I’ve shown them clips from popular films like “Selma” and “Fruitvale Station” and prepared lessons on the civil rights movement, and I’ve done my best to ground it all in the subjects I was hired to teach — American history, composition, and college readiness. My hope is that these films will encourage my students to connect today’s police violence to our nation’s history of racial injustice. And, because there are no easy answers, they’ll simply be encouraged by the perseverance of those who came before them.

I can’t help but worry I’m sending them mixed messages, however, teaching them lessons on resistance while also policing their conduct day to day. As an administrator and one of few black male teachers in my school, I’m often charged with disciplining students. I find myself having a familiar talk with many of them: “get good grades,” “respect authority,” “keep your nose clean.”

It’s instruction and advice that can feel pointless when a “good kid” like Jordan Edwards can have his life cut short by those sworn to serve and protect him. Still, I try in hopes that good grades and polite behavior will insulate my students from some of society’s dangers, if not all of them.

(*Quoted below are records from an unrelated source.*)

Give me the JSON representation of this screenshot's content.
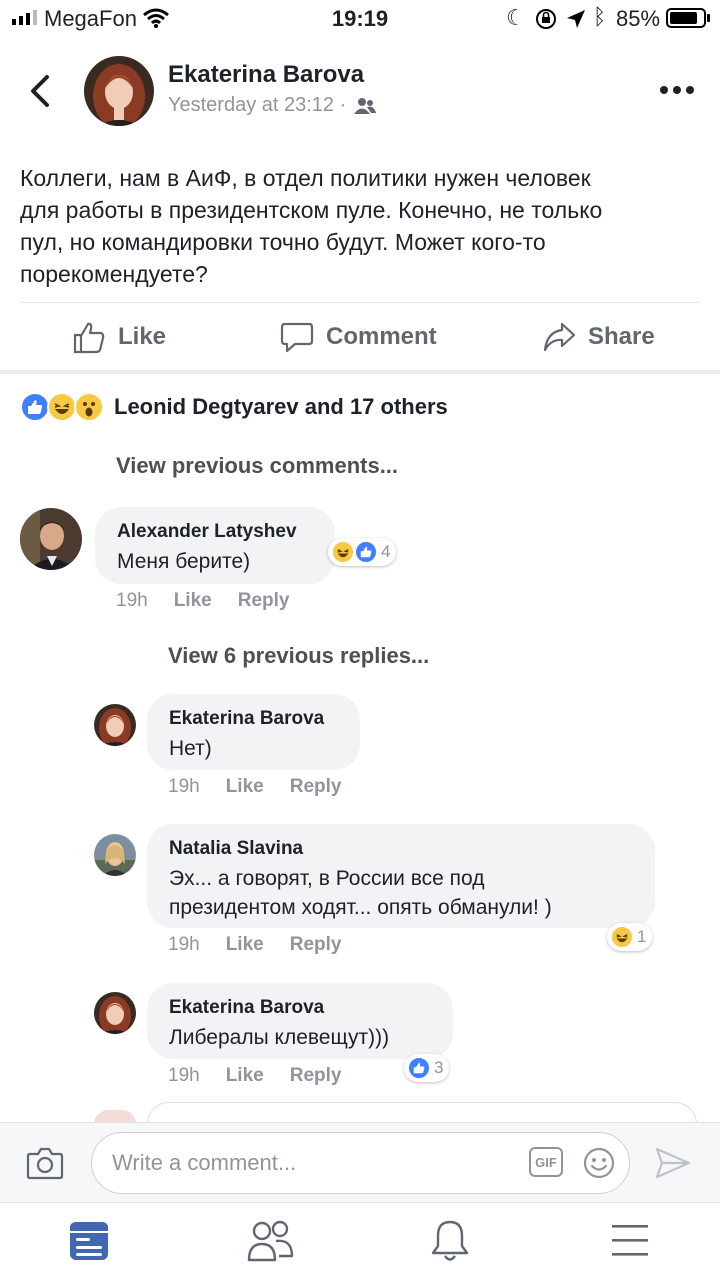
{
  "status": {
    "carrier": "MegaFon",
    "time": "19:19",
    "battery": "85%"
  },
  "post": {
    "author": "Ekaterina Barova",
    "time": "Yesterday at 23:12 ·",
    "text_lines": [
      "Коллеги, нам в АиФ, в отдел политики нужен человек",
      "для работы в президентском пуле. Конечно, не только",
      "пул, но командировки точно будут. Может кого-то",
      "порекомендуете?"
    ],
    "actions": {
      "like": "Like",
      "comment": "Comment",
      "share": "Share"
    },
    "reactions": {
      "names": "Leonid  Degtyarev and 17 others"
    },
    "view_previous_comments": "View previous comments..."
  },
  "comments": [
    {
      "author": "Alexander Latyshev",
      "text": "Меня берите)",
      "time": "19h",
      "like": "Like",
      "reply": "Reply",
      "reaction_count": "4"
    }
  ],
  "view_replies": "View 6 previous replies...",
  "replies": [
    {
      "author": "Ekaterina Barova",
      "text_lines": [
        "Нет)"
      ],
      "time": "19h",
      "like": "Like",
      "reply": "Reply",
      "reaction_count": ""
    },
    {
      "author": "Natalia Slavina",
      "text_lines": [
        "Эх... а говорят, в России все под",
        "президентом ходят... опять обманули! )"
      ],
      "time": "19h",
      "like": "Like",
      "reply": "Reply",
      "reaction_count": "1"
    },
    {
      "author": "Ekaterina Barova",
      "text_lines": [
        "Либералы клевещут)))"
      ],
      "time": "19h",
      "like": "Like",
      "reply": "Reply",
      "reaction_count": "3"
    }
  ],
  "composer": {
    "placeholder": "Write a comment...",
    "gif": "GIF"
  },
  "colors": {
    "accent": "#4267b2",
    "like_blue": "#4080ff",
    "gray_text": "#90949c",
    "bubble": "#f2f3f5"
  }
}
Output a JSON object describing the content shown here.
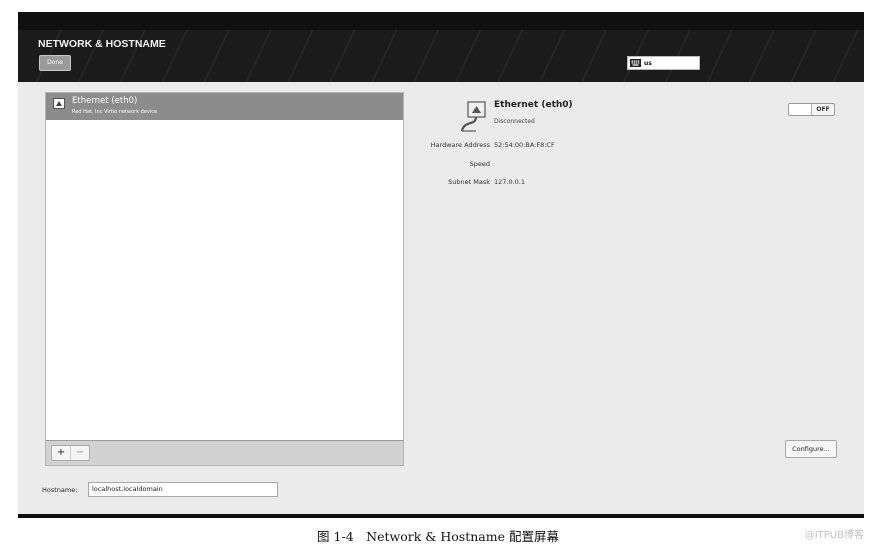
{
  "header": {
    "title": "NETWORK & HOSTNAME",
    "done_label": "Done",
    "keyboard_layout": "us"
  },
  "devices": [
    {
      "name": "Ethernet (eth0)",
      "description": "Red Hat, Inc Virtio network device"
    }
  ],
  "list_toolbar": {
    "add_label": "+",
    "remove_label": "−"
  },
  "detail": {
    "name": "Ethernet (eth0)",
    "status": "Disconnected",
    "toggle_label": "OFF",
    "properties": [
      {
        "label": "Hardware Address",
        "value": "52:54:00:BA:F8:CF"
      },
      {
        "label": "Speed",
        "value": ""
      },
      {
        "label": "Subnet Mask",
        "value": "127.0.0.1"
      }
    ],
    "configure_label": "Configure..."
  },
  "hostname": {
    "label": "Hostname:",
    "value": "localhost.localdomain"
  },
  "caption": "图 1-4　Network & Hostname 配置屏幕",
  "watermark": "@ITPUB博客"
}
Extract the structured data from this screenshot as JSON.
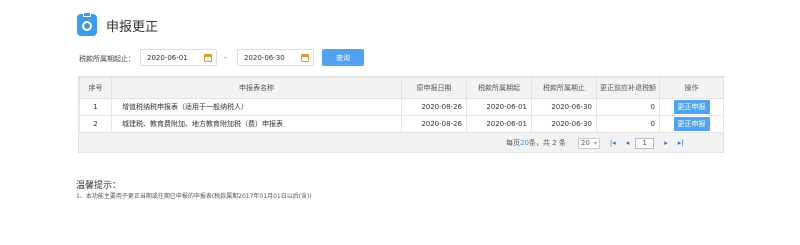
{
  "header": {
    "title": "申报更正"
  },
  "filter": {
    "label": "税款所属期起止：",
    "date_from": "2020-06-01",
    "separator": "-",
    "date_to": "2020-06-30",
    "query_label": "查询"
  },
  "table": {
    "columns": [
      "序号",
      "申报表名称",
      "原申报日期",
      "税款所属期起",
      "税款所属期止",
      "更正前应补退税额",
      "操作"
    ],
    "rows": [
      {
        "index": "1",
        "name": "增值税纳税申报表（适用于一般纳税人）",
        "declare_date": "2020-08-26",
        "period_start": "2020-06-01",
        "period_end": "2020-06-30",
        "amount": "0",
        "action": "更正申报"
      },
      {
        "index": "2",
        "name": "城建税、教育费附加、地方教育附加税（费）申报表",
        "declare_date": "2020-08-26",
        "period_start": "2020-06-01",
        "period_end": "2020-06-30",
        "amount": "0",
        "action": "更正申报"
      }
    ]
  },
  "pager": {
    "prefix": "每页",
    "per_page": "20",
    "mid": "条，共",
    "total": "2",
    "suffix": "条",
    "size_select": "20",
    "current_page": "1"
  },
  "tips": {
    "title": "温馨提示：",
    "text": "1、本功能主要用于更正当期或往期已申报的申报表(税款属期2017年01月01日以后(含))"
  }
}
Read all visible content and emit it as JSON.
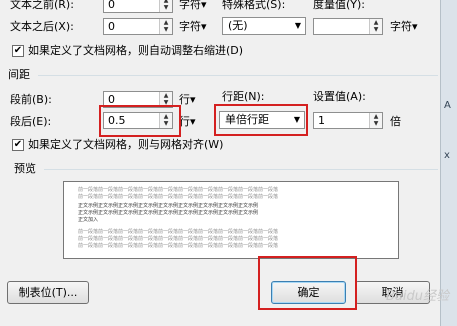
{
  "indent": {
    "before_label": "文本之前(R):",
    "before_value": "0",
    "before_unit": "字符▾",
    "after_label": "文本之后(X):",
    "after_value": "0",
    "after_unit": "字符▾",
    "special_label": "特殊格式(S):",
    "special_value": "(无)",
    "measure_label": "度量值(Y):",
    "measure_unit": "字符▾",
    "auto_adjust_label": "如果定义了文档网格，则自动调整右缩进(D)"
  },
  "spacing": {
    "section_title": "间距",
    "before_label": "段前(B):",
    "before_value": "0",
    "before_unit": "行▾",
    "after_label": "段后(E):",
    "after_value": "0.5",
    "after_unit": "行▾",
    "line_spacing_label": "行距(N):",
    "line_spacing_value": "单倍行距",
    "set_value_label": "设置值(A):",
    "set_value": "1",
    "set_value_unit": "倍",
    "snap_grid_label": "如果定义了文档网格，则与网格对齐(W)"
  },
  "preview": {
    "section_title": "预览",
    "gray_text": "前一段落前一段落前一段落前一段落前一段落前一段落前一段落前一段落前一段落前一段落",
    "sample_text": "正文示例正文示例正文示例正文示例正文示例正文示例正文示例正文示例正文示例",
    "short_text": "正文加入"
  },
  "buttons": {
    "tabs_label": "制表位(T)...",
    "ok_label": "确定",
    "cancel_label": "取消"
  },
  "side": {
    "mark_a": "A",
    "mark_b": "x"
  },
  "watermark": "Baidu经验"
}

The Monday after police killed Edwards, I asked the students in my college readiness class to watch a news clip about the shooting and write out their feelings, or sit in silence and reflect. Many of them were already aware of what happened. I was proud that so many of them were abreast of the news but saddened by their reflections. At just 14 and 15 years old, many of them have already come to accept deaths like Jordan’s as the norm, and readily expect that any one of them could be next. “Will this police officer even be fired?” one asked. “Was the cop white?”

The young man I worry about the most was more talkative than usual that day. During the class discussion, he shared his guilt of being the only one of his friends who “made it” — making it meaning being alive, still, and free. The guilt sometimes cripples him, he said, and high-profile police killings like Jordan’s compound that guilt with a feeling of hopelessness. They make him think he will die in the streets one way or another.

I didn’t know what to say then, and I still don’t have a response for him. I’ve always taught students that earning an education might exempt them from the perils of being black in America, or at least give them a chance at something more. I was raised on that notion and believed it so much that I became an educator. But deaths like Jordan’s leave me choking on the reality that nothing I can teach will shield my students from becoming the next hashtag.

In lieu of protection, I offer what I can. I provide a space for my students to express their feelings. I offer love and consideration in our day-to-day interactions and do my best to make them feel seen and, hopefully, safe for a few hours each day.

Fredrick Scott Salyers teaches at a charter high school in Brooklyn. He began his career in education as a resident director at Morehouse College. Find more of his work here.